*** DATA FOR THIS TASK ***

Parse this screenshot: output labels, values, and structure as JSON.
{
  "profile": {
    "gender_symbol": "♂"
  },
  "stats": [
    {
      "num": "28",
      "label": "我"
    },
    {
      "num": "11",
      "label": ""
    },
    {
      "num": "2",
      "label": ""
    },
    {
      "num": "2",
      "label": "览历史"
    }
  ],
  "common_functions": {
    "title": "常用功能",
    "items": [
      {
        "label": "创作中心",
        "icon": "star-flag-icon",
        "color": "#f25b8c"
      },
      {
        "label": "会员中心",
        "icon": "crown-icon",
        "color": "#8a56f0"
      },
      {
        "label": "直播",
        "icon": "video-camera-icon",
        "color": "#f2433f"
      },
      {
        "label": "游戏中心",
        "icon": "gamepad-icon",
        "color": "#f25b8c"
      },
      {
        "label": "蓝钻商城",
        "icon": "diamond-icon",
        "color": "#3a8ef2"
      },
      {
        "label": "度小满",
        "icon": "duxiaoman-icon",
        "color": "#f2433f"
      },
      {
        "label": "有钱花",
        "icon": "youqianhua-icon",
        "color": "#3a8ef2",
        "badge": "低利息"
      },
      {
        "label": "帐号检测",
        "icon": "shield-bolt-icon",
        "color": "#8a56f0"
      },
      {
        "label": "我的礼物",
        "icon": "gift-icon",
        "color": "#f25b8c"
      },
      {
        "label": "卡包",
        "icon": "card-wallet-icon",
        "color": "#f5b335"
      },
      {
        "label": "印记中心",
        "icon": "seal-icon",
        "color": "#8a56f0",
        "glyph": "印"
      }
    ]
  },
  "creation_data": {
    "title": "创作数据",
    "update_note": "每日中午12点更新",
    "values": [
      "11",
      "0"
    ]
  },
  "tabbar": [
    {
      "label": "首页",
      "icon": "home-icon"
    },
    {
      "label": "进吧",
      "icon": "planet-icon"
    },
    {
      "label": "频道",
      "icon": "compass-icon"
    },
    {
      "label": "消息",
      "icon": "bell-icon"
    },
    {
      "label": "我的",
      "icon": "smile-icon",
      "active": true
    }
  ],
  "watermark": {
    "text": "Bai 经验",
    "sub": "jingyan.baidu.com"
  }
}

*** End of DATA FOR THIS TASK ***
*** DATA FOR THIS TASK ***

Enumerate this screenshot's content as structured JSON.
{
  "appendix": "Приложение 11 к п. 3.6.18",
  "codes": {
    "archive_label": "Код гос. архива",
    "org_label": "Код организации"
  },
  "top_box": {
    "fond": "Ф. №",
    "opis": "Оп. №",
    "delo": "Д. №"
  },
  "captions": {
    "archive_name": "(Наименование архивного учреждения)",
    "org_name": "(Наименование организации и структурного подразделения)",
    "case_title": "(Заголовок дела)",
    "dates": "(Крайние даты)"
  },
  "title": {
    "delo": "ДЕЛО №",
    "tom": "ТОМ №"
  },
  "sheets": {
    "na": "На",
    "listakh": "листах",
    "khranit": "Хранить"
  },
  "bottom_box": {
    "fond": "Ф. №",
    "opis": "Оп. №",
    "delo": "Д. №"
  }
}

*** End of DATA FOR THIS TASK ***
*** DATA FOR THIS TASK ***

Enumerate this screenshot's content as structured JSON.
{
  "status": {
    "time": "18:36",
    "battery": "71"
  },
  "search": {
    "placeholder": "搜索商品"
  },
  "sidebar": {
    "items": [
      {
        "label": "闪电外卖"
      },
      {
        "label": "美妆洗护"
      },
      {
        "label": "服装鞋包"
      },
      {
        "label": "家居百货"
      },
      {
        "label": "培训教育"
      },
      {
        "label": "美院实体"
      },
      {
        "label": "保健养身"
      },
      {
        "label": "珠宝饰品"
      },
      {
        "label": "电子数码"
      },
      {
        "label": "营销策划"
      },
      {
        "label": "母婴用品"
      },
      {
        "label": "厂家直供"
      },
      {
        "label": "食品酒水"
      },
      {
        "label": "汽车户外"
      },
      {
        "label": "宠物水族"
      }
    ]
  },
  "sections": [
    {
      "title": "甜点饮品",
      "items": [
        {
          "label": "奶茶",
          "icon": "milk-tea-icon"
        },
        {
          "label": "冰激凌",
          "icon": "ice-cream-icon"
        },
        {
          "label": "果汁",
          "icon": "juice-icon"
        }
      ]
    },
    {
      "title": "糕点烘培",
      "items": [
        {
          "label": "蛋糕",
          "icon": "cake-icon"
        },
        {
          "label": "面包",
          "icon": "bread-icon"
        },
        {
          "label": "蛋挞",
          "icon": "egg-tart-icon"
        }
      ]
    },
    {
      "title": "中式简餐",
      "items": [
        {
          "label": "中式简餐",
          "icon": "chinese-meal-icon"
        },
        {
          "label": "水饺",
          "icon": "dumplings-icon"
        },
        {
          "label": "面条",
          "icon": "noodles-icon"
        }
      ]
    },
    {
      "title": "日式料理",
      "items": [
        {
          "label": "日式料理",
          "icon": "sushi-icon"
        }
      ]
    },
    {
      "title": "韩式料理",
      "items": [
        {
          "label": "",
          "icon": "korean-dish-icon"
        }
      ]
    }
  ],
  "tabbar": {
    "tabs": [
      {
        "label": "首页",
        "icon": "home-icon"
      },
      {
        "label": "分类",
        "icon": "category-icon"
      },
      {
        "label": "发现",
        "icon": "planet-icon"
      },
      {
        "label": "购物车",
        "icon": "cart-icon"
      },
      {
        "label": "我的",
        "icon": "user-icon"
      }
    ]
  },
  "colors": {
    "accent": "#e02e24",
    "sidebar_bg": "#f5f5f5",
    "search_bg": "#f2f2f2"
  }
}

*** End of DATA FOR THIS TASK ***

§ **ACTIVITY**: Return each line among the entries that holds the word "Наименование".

§ **ANSWER BOX**:
    "archive_name": "(Наименование архивного учреждения)",
    "org_name": "(Наименование организации и структурного подразделения)",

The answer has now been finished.